Perhaps it was emotional fatigue that made the difference. The Raiders led 10-3 in the third quarter, but the Steelers were again winning the battle in the trenches and they broke Oakland down in the final period. Harris ran in from eight yards out to tie the game. Bradshaw tossed a short touchdown pass to Swann. After a Raider field goal, Harris sealed the deal with a 21-yard touchdown run.

Harris finished with 111 yards on the ground and Bleier tacked on 98 more. The Raiders had just 29 yards as a team. The 24-13 win sent Pittsburgh to its first Super Bowl.

The Super Bowl venue alone tells you how much the NFL has changed. The game was in New Orleans. What’s so unusual about that you ask? It was at Tulane Stadium. At least they got 80,000-plus in the building to watch the Steelers play the Minnesota Vikings.

Minnesota was in its third Super Bowl in the last six years and still looking for their first victory. The game was a defensive war that appropriately saw the Steelers ahead 2-0 at halftime. But Pittsburgh’s basic victory plan—run the ball and stop the run—was again holding firm. Harris was on his way to a 158-yard game and he ran in from nine yards out for the game’s first touchdown.

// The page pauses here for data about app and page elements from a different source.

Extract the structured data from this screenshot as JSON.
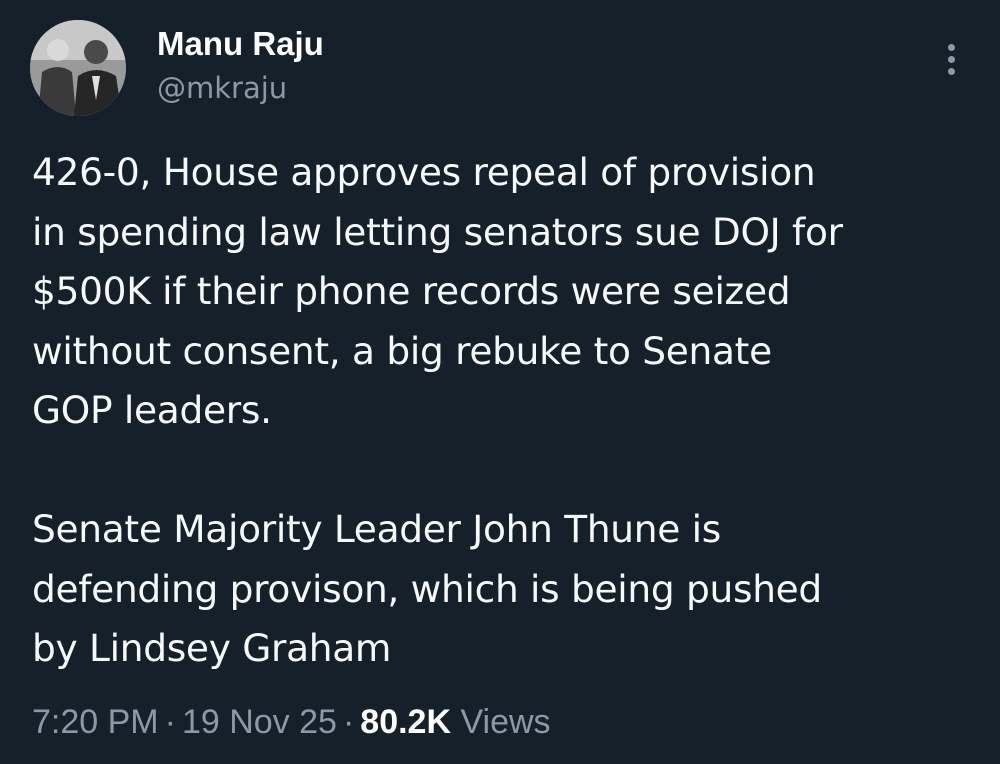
{
  "author": {
    "display_name": "Manu Raju",
    "handle": "@mkraju"
  },
  "tweet": {
    "paragraph_1": "426-0, House approves repeal of provision\nin spending law letting senators sue DOJ for\n$500K if their phone records were seized\nwithout consent, a big rebuke to Senate\nGOP leaders.",
    "paragraph_2": "Senate Majority Leader John Thune is\ndefending provison, which is being pushed\nby Lindsey Graham"
  },
  "meta": {
    "time": "7:20 PM",
    "separator": "·",
    "date": "19 Nov 25",
    "views_count": "80.2K",
    "views_label": "Views"
  },
  "icons": {
    "more": "more-vertical-icon",
    "avatar": "profile-photo"
  },
  "colors": {
    "background": "#15202b",
    "text": "#f7f9f9",
    "secondary_text": "#8b98a5"
  }
}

The 9-0 lead in a game like this was huge, but the Vikings blocked a punt, recovered in the end zone and cut it to 9-6. But they couldn’t run the ball to save their life—17 yards on 21 carries—and Bradshaw eventually flipped a four-yard touchdown pass to Larry Brown that put it out of reach.
Harris was named Super Bowl MVP in the 16-6 win. The Pittsburgh Steelers were finally the champions of the NFL. It certainly wouldn’t be the last time.